Yesterday, a three-judge Ninth Circuit panel revisited its own 2021 order and finally struck down California’s anti-mandatory employment arbitration law, Assembly Bill 51 (“AB 51”). In an opinion drafted by the former dissenting judge, Judge Sandra Ikuta, the new majority declared AB 51 was preempted by the Federal Arbitration Act (“FAA”).
The statute in question, signed into law by Governor Newsom in 2019, was California legislators’ third attempt to side-step the FAA. Two prior legislative enactments had been vetoed by former Governor Brown. Among other things, AB 51 made it unlawful for employers to require employees to agree to arbitration of claims pursuant to California’s Fair Employment and Housing Act or Labor Code—whether as a condition of employment or receipt of any other employment benefit, even with an opt-out provision. The law also purported to impose both civil and criminal penalties for violations. As Judge Ikuta noted in yesterday’s opinion, the legislators had made it obvious they were trying to evade the U.S. Supreme Court’s arbitration jurisprudence by carefully carving out from AB 51’s reach any agreements subject to the FAA.
In late 2019, a coalition of business groups led by the U.S. Chamber of Commerce (“Chamber”) first challenged the law and were successful in getting a district court to enjoin its enforcement (as we reported here). Thereafter, in 2021, the same three judge panel issued an order holding that AB 51 was partially preempted by the FAA to the extent it purported to impose civil or criminal penalties on employers who obtained signed arbitration agreements; the panel left intact AB 51’s penalties for any employer who was unsuccessful in getting an employee to sign. In a sharply worded dissent, Judge Ikuta wrote that “the majority[‘s opinion] abet[ed] California’s attempt to evade the FAA and the Supreme Court’s caselaw by upholding this anti-arbitration law on the pretext that it bars only nonconsensual agreements.” Chamber of Com. v. Bonta, 13 F.4th 766, 782 (9th Cir. 2021) (Ikuta, J., dissenting). As she further explained, the former majority’s “holding mean[t] that an employer’s attempt to enter into an arbitration agreement with employees is unlawful, but a completed attempt is lawful. This tortuous ruling is analogous to holding that a statute can make it unlawful for a dealer to attempt to sell illegal drugs, but if the dealer succeeds in completing the drug transaction, the dealer cannot be prosecuted.” Id. at 791. Well, Judge Ikuta got the last word.
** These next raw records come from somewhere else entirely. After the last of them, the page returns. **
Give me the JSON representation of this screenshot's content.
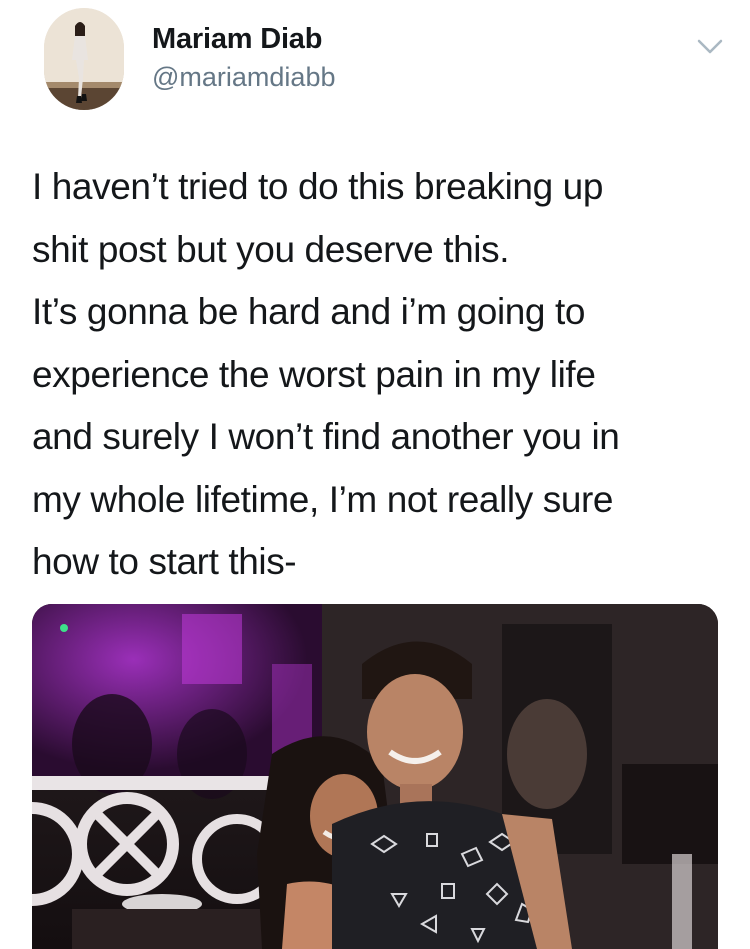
{
  "author": {
    "display_name": "Mariam Diab",
    "handle": "@mariamdiabb"
  },
  "tweet": {
    "lines": [
      "I haven’t tried to do this breaking up",
      "shit post but you deserve this.",
      "It’s gonna be hard and i’m going to",
      "experience the worst pain in my life",
      "and surely I won’t find another you in",
      "my whole lifetime, I’m not really sure",
      "how to start this-"
    ]
  },
  "icons": {
    "avatar": "profile-photo",
    "menu": "chevron-down-icon"
  },
  "colors": {
    "text_primary": "#14171a",
    "text_secondary": "#657786",
    "chevron": "#aab8c2"
  }
}
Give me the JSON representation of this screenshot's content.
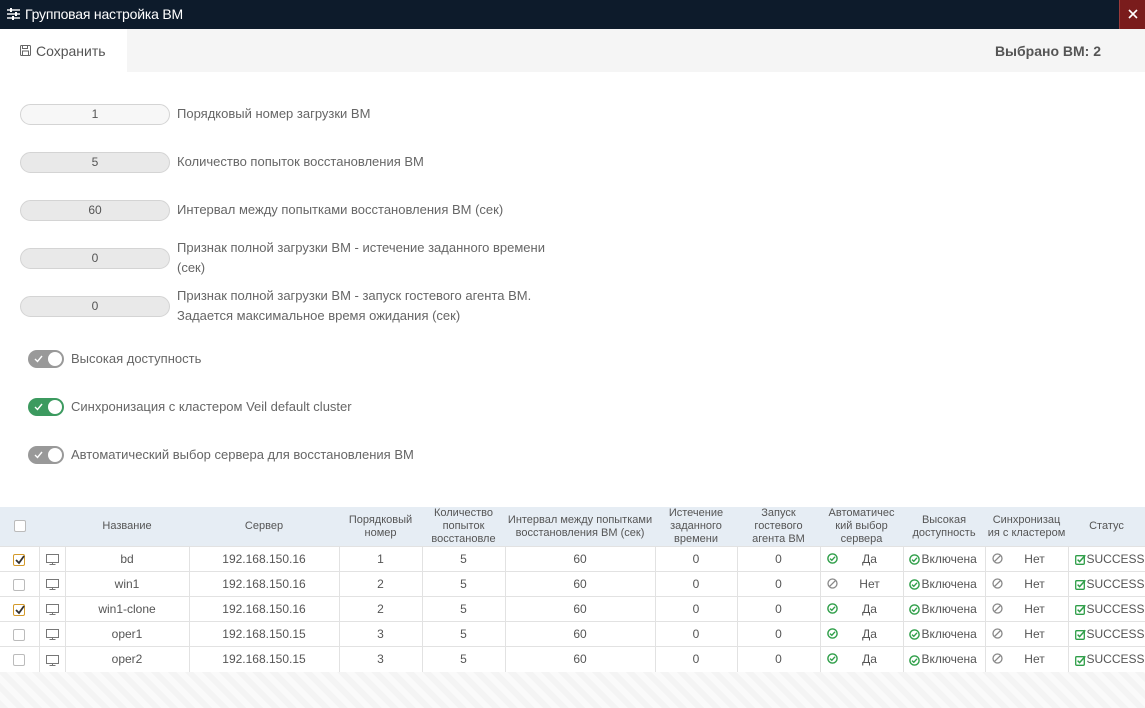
{
  "window": {
    "title": "Групповая настройка ВМ"
  },
  "toolbar": {
    "save_label": "Сохранить",
    "selected_count": "Выбрано ВМ: 2"
  },
  "fields": [
    {
      "value": "1",
      "label": "Порядковый номер загрузки ВМ"
    },
    {
      "value": "5",
      "label": "Количество попыток восстановления ВМ"
    },
    {
      "value": "60",
      "label": "Интервал между попытками восстановления ВМ (сек)"
    },
    {
      "value": "0",
      "label_line1": "Признак полной загрузки ВМ - истечение заданного времени",
      "label_line2": "(сек)"
    },
    {
      "value": "0",
      "label_line1": "Признак полной загрузки ВМ - запуск гостевого агента ВМ.",
      "label_line2": "Задается максимальное время ожидания (сек)"
    }
  ],
  "toggles": [
    {
      "label": "Высокая доступность",
      "state": "off"
    },
    {
      "label": "Синхронизация с кластером Veil default cluster",
      "state": "on"
    },
    {
      "label": "Автоматический выбор сервера для восстановления ВМ",
      "state": "off"
    }
  ],
  "table": {
    "headers": {
      "name": "Название",
      "server": "Сервер",
      "order": "Порядковый номер",
      "attempts": "Количество попыток восстановле",
      "interval": "Интервал между попытками восстановления ВМ (сек)",
      "expire": "Истечение заданного времени",
      "agent": "Запуск гостевого агента ВМ",
      "auto": "Автоматичес кий выбор сервера",
      "ha": "Высокая доступность",
      "sync": "Синхронизац ия с кластером",
      "status": "Статус"
    },
    "rows": [
      {
        "checked": true,
        "name": "bd",
        "server": "192.168.150.16",
        "order": "1",
        "attempts": "5",
        "interval": "60",
        "expire": "0",
        "agent": "0",
        "auto": "Да",
        "ha": "Включена",
        "sync": "Нет",
        "status": "SUCCESS"
      },
      {
        "checked": false,
        "name": "win1",
        "server": "192.168.150.16",
        "order": "2",
        "attempts": "5",
        "interval": "60",
        "expire": "0",
        "agent": "0",
        "auto": "Нет",
        "ha": "Включена",
        "sync": "Нет",
        "status": "SUCCESS"
      },
      {
        "checked": true,
        "name": "win1-clone",
        "server": "192.168.150.16",
        "order": "2",
        "attempts": "5",
        "interval": "60",
        "expire": "0",
        "agent": "0",
        "auto": "Да",
        "ha": "Включена",
        "sync": "Нет",
        "status": "SUCCESS"
      },
      {
        "checked": false,
        "name": "oper1",
        "server": "192.168.150.15",
        "order": "3",
        "attempts": "5",
        "interval": "60",
        "expire": "0",
        "agent": "0",
        "auto": "Да",
        "ha": "Включена",
        "sync": "Нет",
        "status": "SUCCESS"
      },
      {
        "checked": false,
        "name": "oper2",
        "server": "192.168.150.15",
        "order": "3",
        "attempts": "5",
        "interval": "60",
        "expire": "0",
        "agent": "0",
        "auto": "Да",
        "ha": "Включена",
        "sync": "Нет",
        "status": "SUCCESS"
      }
    ]
  },
  "colors": {
    "titlebar": "#0d1b2b",
    "toggle_on": "#3c9a5f",
    "toggle_off": "#999999",
    "ok_green": "#2e9e48",
    "checkbox_accent": "#d49a2a"
  },
  "icons": {
    "title": "sliders-icon",
    "close": "close-icon",
    "save": "floppy-disk-icon",
    "vm": "monitor-icon",
    "yes": "check-circle-icon",
    "no": "ban-icon",
    "status": "check-square-icon"
  }
}
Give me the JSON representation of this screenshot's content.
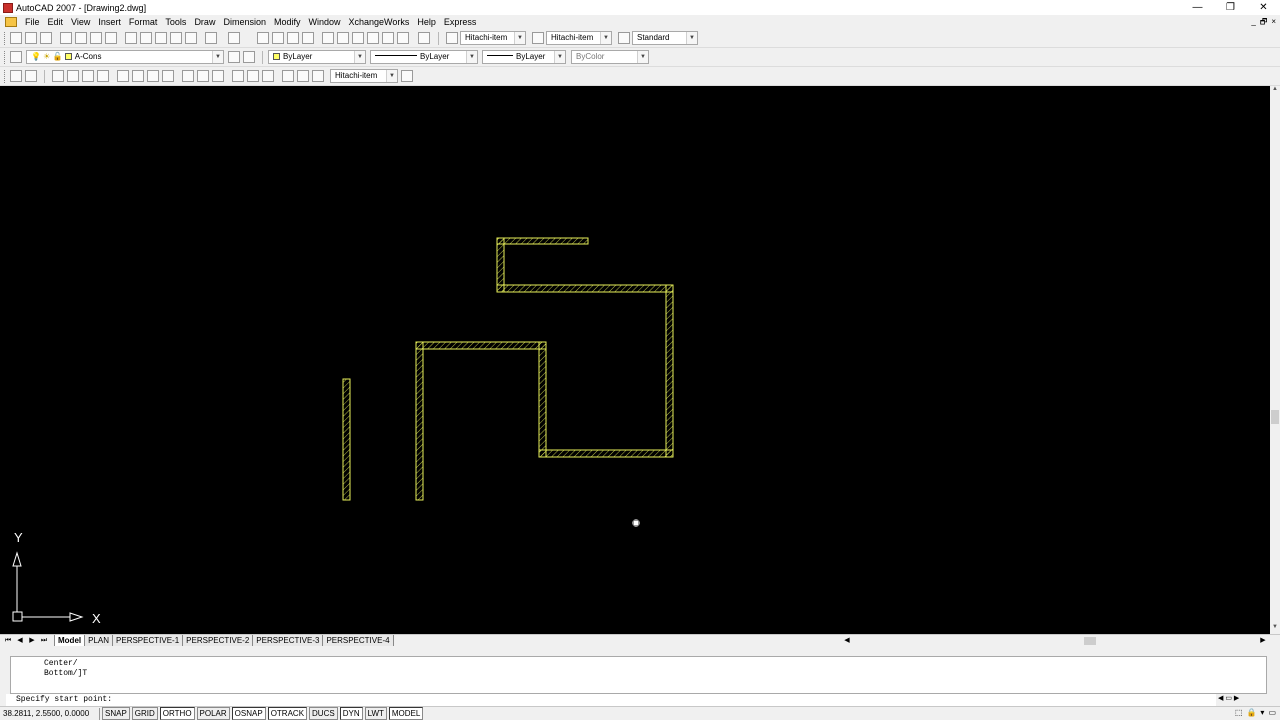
{
  "window": {
    "title": "AutoCAD 2007 - [Drawing2.dwg]",
    "controls": [
      "—",
      "❐",
      "✕"
    ]
  },
  "menu": {
    "items": [
      "File",
      "Edit",
      "View",
      "Insert",
      "Format",
      "Tools",
      "Draw",
      "Dimension",
      "Modify",
      "Window",
      "XchangeWorks",
      "Help",
      "Express"
    ],
    "child_controls": [
      "_",
      "🗗",
      "×"
    ]
  },
  "toolbar": {
    "text_style": "Hitachi-item",
    "dim_style": "Hitachi-item",
    "table_style": "Standard",
    "layer": "A-Cons",
    "color": "ByLayer",
    "linetype": "ByLayer",
    "lineweight": "ByLayer",
    "plot_style": "ByColor",
    "dim_style_2": "Hitachi-item"
  },
  "ucs": {
    "x_label": "X",
    "y_label": "Y"
  },
  "layout_tabs": [
    {
      "label": "Model",
      "active": true
    },
    {
      "label": "PLAN",
      "active": false
    },
    {
      "label": "PERSPECTIVE-1",
      "active": false
    },
    {
      "label": "PERSPECTIVE-2",
      "active": false
    },
    {
      "label": "PERSPECTIVE-3",
      "active": false
    },
    {
      "label": "PERSPECTIVE-4",
      "active": false
    }
  ],
  "command": {
    "history": [
      "Center/",
      "Bottom/]T"
    ],
    "prompt": "Specify start point:"
  },
  "status": {
    "coordinates": "38.2811, 2.5500, 0.0000",
    "toggles": [
      {
        "label": "SNAP",
        "on": false
      },
      {
        "label": "GRID",
        "on": false
      },
      {
        "label": "ORTHO",
        "on": true
      },
      {
        "label": "POLAR",
        "on": false
      },
      {
        "label": "OSNAP",
        "on": true
      },
      {
        "label": "OTRACK",
        "on": true
      },
      {
        "label": "DUCS",
        "on": false
      },
      {
        "label": "DYN",
        "on": true
      },
      {
        "label": "LWT",
        "on": false
      },
      {
        "label": "MODEL",
        "on": true
      }
    ]
  },
  "colors": {
    "wall": "#e8f05a",
    "canvas": "#000000"
  }
}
Following the U.S. Supreme Court’s June 2022 ruling in Viking River Cruises, Inc. v. Moriana, 142 S. Ct. 1906 (2022), the same three judge Ninth Circuit panel voted sua sponte to rehear the challenge to AB 51. The new majority opinion, written by Judge Ikuta, who was joined by Judge William Fletcher, held that AB 51 was preempted by the FAA in its entirety because it discriminated against the formation of arbitration agreements. The majority noted that AB 51 singled out arbitration provisions for different treatment than other contracts because “California law generally allows an employer to enter into a contract with an employee that includes non-negotiable terms as a condition of employment.” The majority also rejected California’s and the dissent’s argument that AB 51 merely targeted involuntary agreements, noting that non-negotiable agreements are not the same as involuntary agreements, and that the former are a routine part of daily life.
At this point, California may seek full en banc review, though it is unclear that AB 51 would fare better before the broader Ninth Circuit. As Judge Ikuta noted in her new majority opinion, at least two other Circuits have rejected similar laws that seek to prevent parties from entering into arbitration agreements. Furthermore, even if California could obtain its preferred outcome before the full Ninth Circuit, most commentators believe that AB 51 would meet its match before the U.S. Supreme Court.
Accordingly, in light of this new decision, employers are now free to resume requiring employees to execute arbitration agreements as a condition of employment—with or without opt-out provisions—without the specter of AB 51’s civil and criminal penalties. However, as Judge Ikuta noted, any such agreements remain subject to normal contract defenses—including unconscionability. Thus, employers may wish to consult counsel when designing mandatory arbitration programs and/or agreements.